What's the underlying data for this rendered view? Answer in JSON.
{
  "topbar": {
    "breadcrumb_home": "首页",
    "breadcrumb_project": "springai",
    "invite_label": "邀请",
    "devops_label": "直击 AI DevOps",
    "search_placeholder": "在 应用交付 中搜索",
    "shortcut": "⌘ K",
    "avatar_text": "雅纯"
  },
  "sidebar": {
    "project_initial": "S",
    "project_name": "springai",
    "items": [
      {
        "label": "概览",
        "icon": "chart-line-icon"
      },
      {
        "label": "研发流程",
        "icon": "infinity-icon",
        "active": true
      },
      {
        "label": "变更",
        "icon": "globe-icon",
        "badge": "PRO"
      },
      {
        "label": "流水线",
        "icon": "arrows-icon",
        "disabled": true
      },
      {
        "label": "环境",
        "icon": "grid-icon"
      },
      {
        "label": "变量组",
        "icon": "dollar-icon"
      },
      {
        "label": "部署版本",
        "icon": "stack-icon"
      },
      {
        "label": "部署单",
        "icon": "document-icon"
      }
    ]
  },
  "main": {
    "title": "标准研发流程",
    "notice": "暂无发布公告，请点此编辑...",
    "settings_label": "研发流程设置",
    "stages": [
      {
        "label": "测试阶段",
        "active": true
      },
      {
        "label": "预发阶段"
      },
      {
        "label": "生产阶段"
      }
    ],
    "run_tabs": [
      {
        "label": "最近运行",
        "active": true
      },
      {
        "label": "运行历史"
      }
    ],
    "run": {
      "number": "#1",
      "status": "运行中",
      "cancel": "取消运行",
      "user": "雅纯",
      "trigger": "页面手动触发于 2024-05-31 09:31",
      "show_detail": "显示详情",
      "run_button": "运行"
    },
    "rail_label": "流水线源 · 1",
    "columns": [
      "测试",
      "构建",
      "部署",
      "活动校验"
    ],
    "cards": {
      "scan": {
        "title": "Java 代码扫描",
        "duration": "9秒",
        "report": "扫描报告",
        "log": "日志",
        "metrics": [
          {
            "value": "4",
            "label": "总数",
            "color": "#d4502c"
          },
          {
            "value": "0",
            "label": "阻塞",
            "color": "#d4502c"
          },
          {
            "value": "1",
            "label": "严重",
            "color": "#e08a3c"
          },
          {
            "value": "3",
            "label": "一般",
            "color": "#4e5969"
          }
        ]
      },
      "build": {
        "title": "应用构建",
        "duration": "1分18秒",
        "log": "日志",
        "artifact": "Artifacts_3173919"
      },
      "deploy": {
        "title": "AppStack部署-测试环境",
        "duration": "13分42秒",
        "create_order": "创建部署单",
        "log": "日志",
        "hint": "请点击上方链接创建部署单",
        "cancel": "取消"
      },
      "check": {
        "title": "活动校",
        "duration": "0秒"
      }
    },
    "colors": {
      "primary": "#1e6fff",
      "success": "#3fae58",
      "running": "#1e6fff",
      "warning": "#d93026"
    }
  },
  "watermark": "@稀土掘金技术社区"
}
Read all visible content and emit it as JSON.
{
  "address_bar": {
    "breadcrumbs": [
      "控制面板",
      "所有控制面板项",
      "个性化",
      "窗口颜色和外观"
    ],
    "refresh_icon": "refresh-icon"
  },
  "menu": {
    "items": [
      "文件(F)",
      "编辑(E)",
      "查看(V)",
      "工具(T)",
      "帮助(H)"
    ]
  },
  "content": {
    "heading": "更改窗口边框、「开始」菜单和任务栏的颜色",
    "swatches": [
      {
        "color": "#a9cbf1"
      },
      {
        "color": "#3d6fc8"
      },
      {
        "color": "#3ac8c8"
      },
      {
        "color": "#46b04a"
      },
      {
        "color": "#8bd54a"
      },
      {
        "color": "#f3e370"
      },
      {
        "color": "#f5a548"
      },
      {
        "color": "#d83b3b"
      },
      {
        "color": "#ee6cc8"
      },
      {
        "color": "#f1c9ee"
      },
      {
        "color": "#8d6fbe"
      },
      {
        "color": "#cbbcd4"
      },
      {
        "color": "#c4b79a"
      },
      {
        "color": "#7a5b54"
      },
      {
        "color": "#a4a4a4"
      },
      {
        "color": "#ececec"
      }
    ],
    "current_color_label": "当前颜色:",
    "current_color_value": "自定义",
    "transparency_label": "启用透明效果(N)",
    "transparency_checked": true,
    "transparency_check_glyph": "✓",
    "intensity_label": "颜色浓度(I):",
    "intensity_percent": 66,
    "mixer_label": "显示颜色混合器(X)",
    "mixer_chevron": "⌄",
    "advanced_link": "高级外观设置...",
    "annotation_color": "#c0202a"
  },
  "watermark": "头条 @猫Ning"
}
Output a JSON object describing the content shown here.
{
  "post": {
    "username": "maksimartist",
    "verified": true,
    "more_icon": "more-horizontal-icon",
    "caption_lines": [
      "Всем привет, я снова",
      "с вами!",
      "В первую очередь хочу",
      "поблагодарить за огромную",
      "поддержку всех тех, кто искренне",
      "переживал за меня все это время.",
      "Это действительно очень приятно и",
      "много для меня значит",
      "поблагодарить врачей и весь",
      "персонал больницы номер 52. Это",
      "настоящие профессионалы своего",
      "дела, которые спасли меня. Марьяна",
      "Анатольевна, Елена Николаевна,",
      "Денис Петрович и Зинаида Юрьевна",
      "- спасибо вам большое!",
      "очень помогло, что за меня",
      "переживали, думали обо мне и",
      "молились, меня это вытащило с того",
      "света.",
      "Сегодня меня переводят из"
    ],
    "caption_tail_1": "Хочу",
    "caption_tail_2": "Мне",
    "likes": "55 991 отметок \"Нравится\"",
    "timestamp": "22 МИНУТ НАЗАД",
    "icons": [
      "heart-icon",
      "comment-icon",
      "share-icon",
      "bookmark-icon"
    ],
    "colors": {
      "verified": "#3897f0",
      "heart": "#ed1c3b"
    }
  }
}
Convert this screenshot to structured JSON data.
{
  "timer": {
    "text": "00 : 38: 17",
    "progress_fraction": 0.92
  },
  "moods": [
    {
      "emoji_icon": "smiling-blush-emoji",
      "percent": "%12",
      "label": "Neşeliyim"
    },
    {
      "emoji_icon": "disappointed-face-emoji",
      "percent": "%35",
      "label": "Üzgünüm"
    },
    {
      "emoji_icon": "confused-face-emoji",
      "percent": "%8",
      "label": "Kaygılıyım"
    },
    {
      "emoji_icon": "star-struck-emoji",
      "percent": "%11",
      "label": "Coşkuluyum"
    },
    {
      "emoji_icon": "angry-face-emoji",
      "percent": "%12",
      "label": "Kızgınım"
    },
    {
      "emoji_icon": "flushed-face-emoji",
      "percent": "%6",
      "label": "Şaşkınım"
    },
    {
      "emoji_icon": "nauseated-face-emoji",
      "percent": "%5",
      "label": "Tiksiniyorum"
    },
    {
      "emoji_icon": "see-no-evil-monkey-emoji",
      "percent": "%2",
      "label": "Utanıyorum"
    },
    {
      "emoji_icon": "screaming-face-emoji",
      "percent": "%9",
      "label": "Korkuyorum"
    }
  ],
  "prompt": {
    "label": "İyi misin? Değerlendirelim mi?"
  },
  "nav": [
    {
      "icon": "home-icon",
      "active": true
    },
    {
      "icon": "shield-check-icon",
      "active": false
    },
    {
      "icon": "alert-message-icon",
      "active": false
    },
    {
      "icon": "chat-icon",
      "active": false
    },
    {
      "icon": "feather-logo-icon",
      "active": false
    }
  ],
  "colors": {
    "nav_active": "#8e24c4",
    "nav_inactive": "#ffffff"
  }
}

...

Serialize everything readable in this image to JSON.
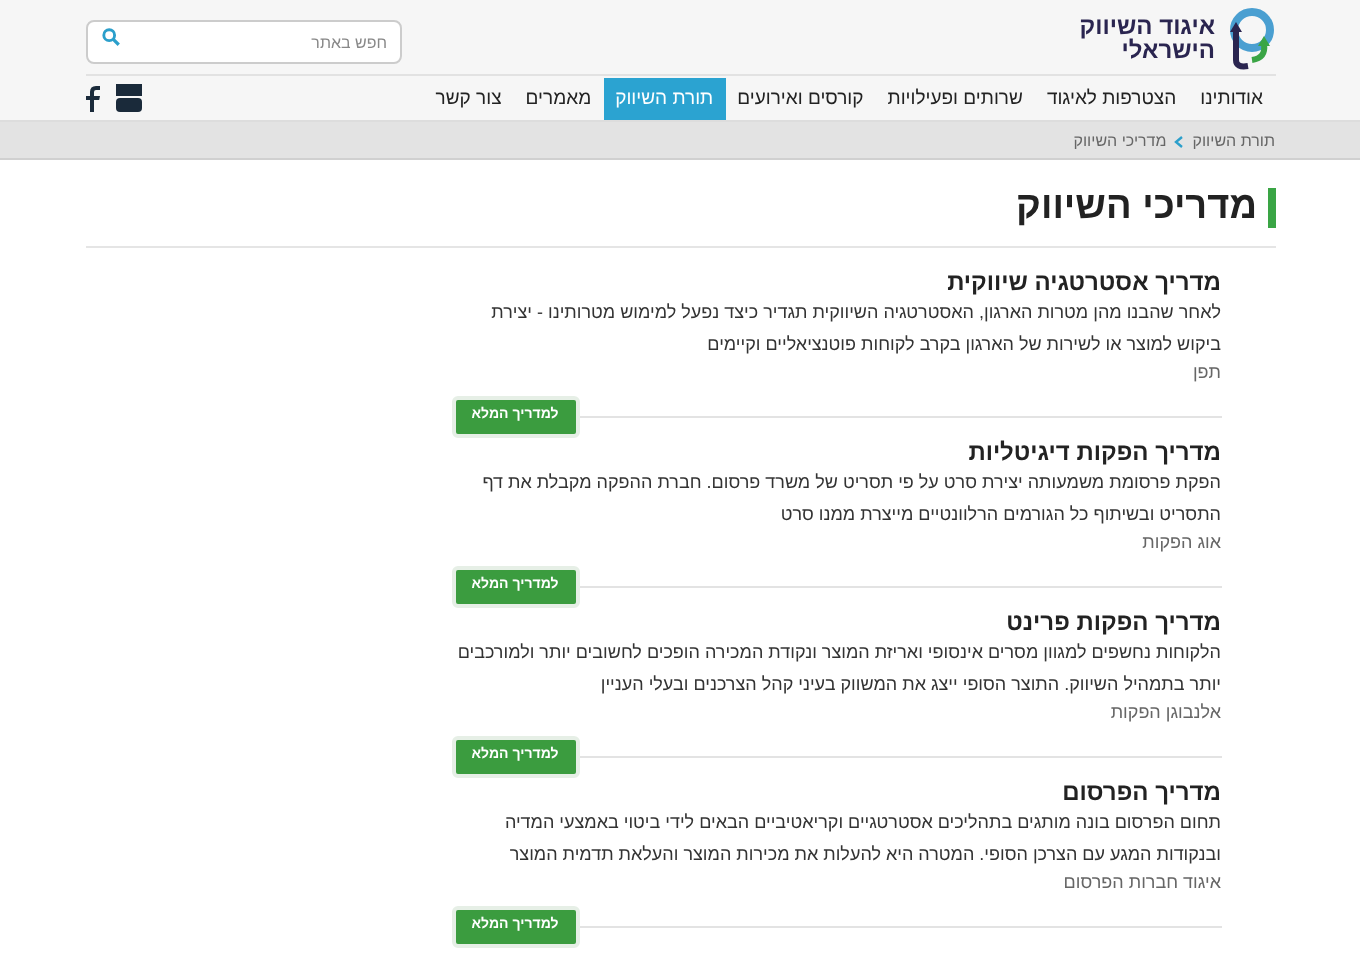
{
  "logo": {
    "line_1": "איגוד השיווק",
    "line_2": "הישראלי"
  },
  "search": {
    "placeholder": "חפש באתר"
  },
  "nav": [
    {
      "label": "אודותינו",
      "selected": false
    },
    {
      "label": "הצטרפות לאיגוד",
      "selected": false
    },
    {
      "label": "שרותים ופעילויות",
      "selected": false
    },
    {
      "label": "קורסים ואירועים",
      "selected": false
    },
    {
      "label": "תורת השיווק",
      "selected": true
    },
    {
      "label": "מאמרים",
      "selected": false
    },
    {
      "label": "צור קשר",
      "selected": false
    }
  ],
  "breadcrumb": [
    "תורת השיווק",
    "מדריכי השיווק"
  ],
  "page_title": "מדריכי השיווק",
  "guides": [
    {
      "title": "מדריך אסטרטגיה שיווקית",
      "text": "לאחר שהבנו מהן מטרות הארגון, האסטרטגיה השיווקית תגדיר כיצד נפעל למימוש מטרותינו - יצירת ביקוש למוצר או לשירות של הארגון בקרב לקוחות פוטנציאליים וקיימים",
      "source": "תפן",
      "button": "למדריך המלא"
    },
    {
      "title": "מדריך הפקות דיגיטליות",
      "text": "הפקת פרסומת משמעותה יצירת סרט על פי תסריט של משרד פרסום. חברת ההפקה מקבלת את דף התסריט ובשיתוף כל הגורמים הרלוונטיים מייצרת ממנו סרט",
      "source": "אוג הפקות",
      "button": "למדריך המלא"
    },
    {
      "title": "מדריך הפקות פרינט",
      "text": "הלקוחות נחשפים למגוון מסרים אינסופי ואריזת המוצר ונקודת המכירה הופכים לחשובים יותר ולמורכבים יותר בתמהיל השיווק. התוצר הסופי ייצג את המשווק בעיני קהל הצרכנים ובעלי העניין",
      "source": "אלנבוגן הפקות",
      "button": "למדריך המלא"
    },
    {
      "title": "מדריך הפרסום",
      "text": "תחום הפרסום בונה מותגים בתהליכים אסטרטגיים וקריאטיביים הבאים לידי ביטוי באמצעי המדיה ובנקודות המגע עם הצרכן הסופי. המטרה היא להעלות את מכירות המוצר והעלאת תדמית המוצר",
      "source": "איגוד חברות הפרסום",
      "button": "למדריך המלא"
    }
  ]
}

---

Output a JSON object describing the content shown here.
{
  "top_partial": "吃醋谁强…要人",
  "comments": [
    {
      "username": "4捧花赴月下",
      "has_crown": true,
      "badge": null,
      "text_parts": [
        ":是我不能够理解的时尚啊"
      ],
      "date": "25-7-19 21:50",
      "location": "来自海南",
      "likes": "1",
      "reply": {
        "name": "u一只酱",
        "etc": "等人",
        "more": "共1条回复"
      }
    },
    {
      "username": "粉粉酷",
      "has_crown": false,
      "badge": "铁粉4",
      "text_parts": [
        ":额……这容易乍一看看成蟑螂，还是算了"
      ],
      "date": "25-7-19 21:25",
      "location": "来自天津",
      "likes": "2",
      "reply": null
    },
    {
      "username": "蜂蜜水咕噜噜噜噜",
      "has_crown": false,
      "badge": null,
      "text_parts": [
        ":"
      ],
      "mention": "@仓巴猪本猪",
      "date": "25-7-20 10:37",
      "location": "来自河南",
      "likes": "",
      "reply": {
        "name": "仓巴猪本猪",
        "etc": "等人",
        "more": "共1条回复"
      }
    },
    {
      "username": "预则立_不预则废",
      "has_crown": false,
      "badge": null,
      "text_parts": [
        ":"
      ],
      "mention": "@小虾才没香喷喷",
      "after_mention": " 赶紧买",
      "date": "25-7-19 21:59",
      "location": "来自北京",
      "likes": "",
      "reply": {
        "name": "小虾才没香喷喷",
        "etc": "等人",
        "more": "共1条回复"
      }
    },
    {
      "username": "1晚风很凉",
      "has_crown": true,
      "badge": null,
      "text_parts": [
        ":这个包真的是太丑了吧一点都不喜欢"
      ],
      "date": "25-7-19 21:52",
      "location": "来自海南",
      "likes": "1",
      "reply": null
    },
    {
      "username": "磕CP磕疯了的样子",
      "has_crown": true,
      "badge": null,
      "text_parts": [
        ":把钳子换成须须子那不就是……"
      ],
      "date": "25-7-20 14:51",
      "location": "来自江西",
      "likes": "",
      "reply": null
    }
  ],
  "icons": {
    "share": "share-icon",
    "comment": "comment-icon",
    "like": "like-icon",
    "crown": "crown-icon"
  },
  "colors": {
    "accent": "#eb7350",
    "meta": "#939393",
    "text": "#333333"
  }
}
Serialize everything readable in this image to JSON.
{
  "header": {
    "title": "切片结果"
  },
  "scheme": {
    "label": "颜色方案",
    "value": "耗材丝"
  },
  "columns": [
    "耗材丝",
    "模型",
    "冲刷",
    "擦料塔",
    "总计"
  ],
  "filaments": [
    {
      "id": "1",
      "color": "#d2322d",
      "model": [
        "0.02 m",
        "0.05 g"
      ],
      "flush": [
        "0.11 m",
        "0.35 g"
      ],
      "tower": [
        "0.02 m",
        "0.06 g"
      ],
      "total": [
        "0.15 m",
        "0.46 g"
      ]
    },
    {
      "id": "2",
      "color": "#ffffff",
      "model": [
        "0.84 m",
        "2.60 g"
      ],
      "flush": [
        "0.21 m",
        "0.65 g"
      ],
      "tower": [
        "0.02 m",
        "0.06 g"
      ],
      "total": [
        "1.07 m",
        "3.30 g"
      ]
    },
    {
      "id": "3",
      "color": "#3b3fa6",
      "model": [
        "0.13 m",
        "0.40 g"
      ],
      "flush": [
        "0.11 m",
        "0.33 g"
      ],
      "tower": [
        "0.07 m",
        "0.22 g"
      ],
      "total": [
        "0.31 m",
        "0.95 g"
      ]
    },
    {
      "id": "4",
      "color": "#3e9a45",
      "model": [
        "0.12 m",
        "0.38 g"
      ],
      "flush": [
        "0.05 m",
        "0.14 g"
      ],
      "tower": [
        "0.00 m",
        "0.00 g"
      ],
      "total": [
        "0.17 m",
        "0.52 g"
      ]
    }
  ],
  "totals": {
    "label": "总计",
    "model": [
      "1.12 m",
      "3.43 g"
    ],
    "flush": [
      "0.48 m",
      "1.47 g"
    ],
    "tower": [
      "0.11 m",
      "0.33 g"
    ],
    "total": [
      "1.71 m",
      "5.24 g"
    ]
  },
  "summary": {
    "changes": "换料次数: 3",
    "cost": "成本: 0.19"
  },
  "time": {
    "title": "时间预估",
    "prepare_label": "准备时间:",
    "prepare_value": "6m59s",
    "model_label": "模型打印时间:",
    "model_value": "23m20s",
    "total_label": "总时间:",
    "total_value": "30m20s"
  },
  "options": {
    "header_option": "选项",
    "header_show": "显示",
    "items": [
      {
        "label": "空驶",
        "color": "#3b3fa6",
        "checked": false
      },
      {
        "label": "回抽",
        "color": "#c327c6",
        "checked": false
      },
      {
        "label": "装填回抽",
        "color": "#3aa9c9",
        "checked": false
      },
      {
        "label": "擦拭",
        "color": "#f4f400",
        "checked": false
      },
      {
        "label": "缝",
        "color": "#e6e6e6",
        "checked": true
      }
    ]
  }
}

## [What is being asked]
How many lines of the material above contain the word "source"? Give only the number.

## [Expected output]
4